problem sets with your study group, but you must hand in your own answers for individual tasks.

Assessment Details:
The final grade is computed as follows:
Class Participation                          25%
Mid-Term Exam          20%
Written Assignment                      55%
No Final Exam
Total                                            100%

Exam shall be open book.

In addition, since I wish to emphasize practical skills, students shall complete an assignment that use actual data--and to reflect how most companies conduct business, students shall form groups to handle these assignments.  Groups shall comprise three to five students – no less, no more. In addition, all group members shall score their team mates on how well they have contributed to the assignment (see "Peer Group Participation Form.doc" in the file cabinet section).

Class participation is important and will be explicitly rewarded (10% of the total grade). Effectively, the class participation grade may change a grade near a cutoff.  While we do not penalise occasional tardiness, a pattern of repeated unexplained late arrivals and non-attendance shall negatively impact the class participation grade.  Understandably, job search or other obligations may occasionally conflict with class.  It is each student’s responsibility to find out from his/her classmates what has been missed during the absence.
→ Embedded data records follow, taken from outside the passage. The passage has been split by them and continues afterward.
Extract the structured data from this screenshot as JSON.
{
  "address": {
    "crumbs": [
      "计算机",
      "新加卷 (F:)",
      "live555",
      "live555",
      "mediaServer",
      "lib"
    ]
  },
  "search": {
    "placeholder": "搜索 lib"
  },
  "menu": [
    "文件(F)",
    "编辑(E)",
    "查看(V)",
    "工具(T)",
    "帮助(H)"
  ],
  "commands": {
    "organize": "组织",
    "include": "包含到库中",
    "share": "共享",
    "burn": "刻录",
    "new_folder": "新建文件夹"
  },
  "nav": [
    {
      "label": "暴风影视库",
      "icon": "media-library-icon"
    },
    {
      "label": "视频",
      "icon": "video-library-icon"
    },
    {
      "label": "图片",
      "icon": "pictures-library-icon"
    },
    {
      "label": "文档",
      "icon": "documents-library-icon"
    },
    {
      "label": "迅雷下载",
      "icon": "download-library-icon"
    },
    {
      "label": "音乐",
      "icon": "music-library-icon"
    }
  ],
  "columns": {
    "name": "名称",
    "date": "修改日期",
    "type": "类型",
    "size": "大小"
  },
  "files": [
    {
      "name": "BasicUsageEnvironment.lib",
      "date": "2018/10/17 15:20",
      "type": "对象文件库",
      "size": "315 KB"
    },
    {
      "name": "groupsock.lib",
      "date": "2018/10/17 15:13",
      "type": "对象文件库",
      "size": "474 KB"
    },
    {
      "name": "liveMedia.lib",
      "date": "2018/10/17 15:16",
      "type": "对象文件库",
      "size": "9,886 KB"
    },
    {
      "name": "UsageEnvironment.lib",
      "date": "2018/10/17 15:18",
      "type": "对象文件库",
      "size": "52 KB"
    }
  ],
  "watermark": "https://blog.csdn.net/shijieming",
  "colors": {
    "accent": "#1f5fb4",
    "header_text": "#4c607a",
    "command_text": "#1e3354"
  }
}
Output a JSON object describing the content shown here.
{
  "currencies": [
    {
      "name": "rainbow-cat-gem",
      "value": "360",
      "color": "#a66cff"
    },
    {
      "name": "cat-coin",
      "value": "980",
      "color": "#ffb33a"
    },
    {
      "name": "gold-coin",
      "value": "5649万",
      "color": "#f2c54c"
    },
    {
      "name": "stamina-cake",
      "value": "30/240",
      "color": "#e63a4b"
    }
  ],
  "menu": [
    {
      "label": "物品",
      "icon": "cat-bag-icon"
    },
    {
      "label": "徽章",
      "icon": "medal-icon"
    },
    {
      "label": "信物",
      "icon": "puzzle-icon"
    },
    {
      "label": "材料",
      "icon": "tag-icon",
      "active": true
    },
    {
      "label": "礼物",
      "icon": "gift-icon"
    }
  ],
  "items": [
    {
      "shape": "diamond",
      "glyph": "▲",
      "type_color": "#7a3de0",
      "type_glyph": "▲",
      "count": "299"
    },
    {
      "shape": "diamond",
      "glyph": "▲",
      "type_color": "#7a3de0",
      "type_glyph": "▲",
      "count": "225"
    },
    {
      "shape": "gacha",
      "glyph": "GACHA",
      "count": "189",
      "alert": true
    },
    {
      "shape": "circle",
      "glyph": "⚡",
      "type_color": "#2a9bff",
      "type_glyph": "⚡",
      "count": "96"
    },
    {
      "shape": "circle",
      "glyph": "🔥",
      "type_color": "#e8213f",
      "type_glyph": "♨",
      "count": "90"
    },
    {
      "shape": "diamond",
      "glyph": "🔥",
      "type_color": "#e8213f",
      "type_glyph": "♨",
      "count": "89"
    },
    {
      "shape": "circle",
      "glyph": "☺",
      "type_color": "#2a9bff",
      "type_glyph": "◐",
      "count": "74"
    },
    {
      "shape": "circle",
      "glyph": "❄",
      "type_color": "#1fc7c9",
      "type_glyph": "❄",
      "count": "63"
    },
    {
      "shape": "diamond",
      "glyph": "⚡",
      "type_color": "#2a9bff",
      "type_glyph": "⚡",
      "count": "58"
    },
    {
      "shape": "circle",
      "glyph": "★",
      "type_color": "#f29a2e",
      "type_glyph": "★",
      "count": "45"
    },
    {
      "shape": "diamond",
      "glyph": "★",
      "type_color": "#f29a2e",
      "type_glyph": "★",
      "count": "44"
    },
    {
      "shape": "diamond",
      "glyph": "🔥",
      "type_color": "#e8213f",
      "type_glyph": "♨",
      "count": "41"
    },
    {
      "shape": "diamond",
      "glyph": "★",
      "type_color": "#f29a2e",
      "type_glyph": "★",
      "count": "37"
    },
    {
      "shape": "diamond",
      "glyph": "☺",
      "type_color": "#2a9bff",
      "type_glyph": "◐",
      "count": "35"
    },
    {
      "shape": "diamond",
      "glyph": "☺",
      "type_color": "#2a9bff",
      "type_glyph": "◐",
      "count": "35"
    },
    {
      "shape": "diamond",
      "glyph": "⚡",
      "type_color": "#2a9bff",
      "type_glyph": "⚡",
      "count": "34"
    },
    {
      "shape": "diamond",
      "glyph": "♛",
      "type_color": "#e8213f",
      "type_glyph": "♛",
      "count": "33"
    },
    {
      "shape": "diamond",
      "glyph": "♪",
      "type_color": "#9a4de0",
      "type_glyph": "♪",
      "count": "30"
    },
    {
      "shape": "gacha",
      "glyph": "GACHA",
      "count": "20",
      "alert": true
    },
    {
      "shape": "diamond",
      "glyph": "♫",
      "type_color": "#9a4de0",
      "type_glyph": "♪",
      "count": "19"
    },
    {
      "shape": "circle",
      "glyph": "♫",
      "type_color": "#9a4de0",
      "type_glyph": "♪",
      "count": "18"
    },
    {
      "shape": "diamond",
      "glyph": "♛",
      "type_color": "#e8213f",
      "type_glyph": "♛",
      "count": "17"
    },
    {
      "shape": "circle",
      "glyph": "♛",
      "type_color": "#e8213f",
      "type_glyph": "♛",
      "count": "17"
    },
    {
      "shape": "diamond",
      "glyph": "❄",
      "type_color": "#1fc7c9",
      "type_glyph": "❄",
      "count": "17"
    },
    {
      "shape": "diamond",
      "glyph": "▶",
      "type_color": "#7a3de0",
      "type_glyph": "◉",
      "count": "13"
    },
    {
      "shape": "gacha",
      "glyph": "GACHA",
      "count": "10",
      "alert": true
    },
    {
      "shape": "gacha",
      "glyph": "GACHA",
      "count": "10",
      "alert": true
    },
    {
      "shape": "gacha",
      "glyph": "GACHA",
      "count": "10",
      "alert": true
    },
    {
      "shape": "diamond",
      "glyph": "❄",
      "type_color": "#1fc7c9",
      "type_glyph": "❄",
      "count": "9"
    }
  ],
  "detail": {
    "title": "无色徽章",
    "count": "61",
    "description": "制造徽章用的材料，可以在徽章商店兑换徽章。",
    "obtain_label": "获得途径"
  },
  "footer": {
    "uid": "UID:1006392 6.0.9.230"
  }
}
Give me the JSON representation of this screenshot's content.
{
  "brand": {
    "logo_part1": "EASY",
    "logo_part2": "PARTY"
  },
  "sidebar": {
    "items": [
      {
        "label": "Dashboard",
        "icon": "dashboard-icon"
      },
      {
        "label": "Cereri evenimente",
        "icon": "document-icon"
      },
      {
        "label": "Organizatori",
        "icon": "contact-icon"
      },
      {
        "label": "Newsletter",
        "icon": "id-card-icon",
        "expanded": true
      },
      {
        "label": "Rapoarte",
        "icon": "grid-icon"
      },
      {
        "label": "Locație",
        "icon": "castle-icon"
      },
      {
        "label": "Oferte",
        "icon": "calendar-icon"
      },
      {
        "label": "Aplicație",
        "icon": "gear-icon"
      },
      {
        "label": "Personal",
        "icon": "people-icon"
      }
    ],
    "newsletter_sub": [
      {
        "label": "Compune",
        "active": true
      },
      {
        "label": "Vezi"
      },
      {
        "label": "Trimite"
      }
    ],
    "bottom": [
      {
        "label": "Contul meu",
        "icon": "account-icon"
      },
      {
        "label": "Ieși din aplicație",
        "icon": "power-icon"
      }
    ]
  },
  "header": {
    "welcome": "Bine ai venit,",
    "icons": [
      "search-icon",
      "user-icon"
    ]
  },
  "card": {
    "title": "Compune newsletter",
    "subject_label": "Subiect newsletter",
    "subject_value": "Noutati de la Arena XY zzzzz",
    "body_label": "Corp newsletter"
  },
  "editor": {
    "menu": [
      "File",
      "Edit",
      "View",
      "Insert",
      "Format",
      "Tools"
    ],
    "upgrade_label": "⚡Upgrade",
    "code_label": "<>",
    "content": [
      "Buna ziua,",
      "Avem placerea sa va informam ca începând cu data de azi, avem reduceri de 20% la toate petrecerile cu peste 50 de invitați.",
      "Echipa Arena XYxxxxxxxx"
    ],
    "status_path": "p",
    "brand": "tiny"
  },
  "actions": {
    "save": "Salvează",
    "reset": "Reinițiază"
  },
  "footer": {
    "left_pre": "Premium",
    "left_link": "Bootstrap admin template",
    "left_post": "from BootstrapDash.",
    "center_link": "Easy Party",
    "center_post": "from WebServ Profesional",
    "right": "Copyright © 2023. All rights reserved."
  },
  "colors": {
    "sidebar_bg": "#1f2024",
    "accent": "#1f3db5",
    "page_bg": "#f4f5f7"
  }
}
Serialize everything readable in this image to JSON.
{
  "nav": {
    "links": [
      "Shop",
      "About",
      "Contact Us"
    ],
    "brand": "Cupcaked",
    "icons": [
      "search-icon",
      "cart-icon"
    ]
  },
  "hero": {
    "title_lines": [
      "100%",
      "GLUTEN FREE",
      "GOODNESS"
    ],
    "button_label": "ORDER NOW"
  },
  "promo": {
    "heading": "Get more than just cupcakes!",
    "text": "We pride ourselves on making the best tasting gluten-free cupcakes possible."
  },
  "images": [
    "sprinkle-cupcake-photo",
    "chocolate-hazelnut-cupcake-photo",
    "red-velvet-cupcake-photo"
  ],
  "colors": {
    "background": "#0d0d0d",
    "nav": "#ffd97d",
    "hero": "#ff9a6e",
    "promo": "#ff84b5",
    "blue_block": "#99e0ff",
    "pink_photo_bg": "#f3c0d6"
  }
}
Main Textbook: 
  1. Howard H Fredric, Donald F. Kuratko and Richard M. Hodgetts: “Entrepreneurship: Theory – Process & Practice”, Thomson, Edition 2009 or 2014.
References:
  1. Alexander Osterwalder & Yves Pigneur: "Business Model Generation", Wiley, 2010.
  2. Richard Dorf, Thomas Byers: "Technology Ventures, From Idea to Enterprise", McGraw Hill, Second edition, 2006.
  3. Kathleen Allen: "Entrepreneurship for dummies", Wiley Publishing, Inc, 2005
Homework:
Watch 
  1. Video for lecture 2: 
    1. Lecture 1 - How to Start a Startup (Sam Altman, Dustin Moskovitz)
    2. Lecture 2 - Team and Execution (Sam Altman)
    3. Mark Zuckerberg at Startup School 2013
  2. Video for lecture 3:
    1. Lecture 4 - Building Product, Talking to Users, and Growing (Adora Cheung, Founder of Homejoy)
    2. Lecture 7 - How to Build Products Users Love (Kevin Hale, Founder of Wufoo)
    3. Lecture 17 - How to Design Hardware Products (Hosain Rahman, CEO and Founder of Jawbone)
  3. Video for lecture 4:
    1. Lecture 5: Competition is For Losers (Peter Thiel, Paypal's Founder, Palantir's Founder and Founders Fund's Founder)
    2. Lecture 6: Growth (Vice President of Growth for Facebook)
  4. Video for Lecture 5:
    1. Lecture 9: How to Raise Money (Marc Andreessen, Andreessen Horowitz's Founder and Netscape's Founder; Ron Conway, SV Angel's Founder; and Parker Conrad, Zenefits' Founder)
  5. Video for Lecture 6:
    1. Lecture 18: Legal and Accounting Basics for Startups (Kirsty Nathoo and Carolynn Levy, Y Combinator Partners)
  6. Video for Lecture 7:
    1. Lecture 12: Building for the Enterprise (Aaron Levie, Founder of Box)
  7. Video for Lecture 8:
    1. Lecture 13: How To Be A Great Founder (Reid Hoffman, Greylock Ventures' Partner and LinkedIn's Founder)